Within the material below, how many lines include the word "plshw"? Only the number should be given.

....

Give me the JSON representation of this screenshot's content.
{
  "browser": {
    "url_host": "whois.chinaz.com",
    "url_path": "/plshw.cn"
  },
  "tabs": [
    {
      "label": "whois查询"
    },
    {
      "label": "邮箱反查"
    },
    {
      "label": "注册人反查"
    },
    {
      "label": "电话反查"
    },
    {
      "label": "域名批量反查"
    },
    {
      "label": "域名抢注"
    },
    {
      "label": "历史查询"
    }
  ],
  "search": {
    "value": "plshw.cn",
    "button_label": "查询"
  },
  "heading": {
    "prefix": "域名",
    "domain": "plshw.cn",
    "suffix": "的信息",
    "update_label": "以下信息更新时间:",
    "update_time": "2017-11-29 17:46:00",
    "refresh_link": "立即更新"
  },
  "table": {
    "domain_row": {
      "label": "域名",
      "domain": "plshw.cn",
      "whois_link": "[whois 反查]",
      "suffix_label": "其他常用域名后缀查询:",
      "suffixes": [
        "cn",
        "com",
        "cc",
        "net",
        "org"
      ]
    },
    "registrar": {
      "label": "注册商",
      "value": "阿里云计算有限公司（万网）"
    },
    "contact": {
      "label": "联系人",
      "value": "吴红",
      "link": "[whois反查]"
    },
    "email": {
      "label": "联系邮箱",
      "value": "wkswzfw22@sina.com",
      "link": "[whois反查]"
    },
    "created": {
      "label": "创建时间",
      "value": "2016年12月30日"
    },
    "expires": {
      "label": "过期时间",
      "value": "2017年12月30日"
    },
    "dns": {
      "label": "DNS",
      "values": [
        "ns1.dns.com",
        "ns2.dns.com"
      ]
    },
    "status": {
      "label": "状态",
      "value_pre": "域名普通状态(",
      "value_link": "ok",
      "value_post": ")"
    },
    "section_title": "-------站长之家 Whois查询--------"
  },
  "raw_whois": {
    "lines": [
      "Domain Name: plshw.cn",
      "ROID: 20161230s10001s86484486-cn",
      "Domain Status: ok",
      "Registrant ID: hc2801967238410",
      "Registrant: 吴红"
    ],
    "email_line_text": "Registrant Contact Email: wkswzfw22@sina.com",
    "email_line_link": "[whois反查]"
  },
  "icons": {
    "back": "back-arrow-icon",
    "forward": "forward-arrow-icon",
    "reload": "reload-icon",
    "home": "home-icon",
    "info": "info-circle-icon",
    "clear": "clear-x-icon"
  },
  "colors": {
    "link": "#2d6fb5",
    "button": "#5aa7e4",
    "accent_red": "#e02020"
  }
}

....

**RESULT FOR THIS EXERCISE**
5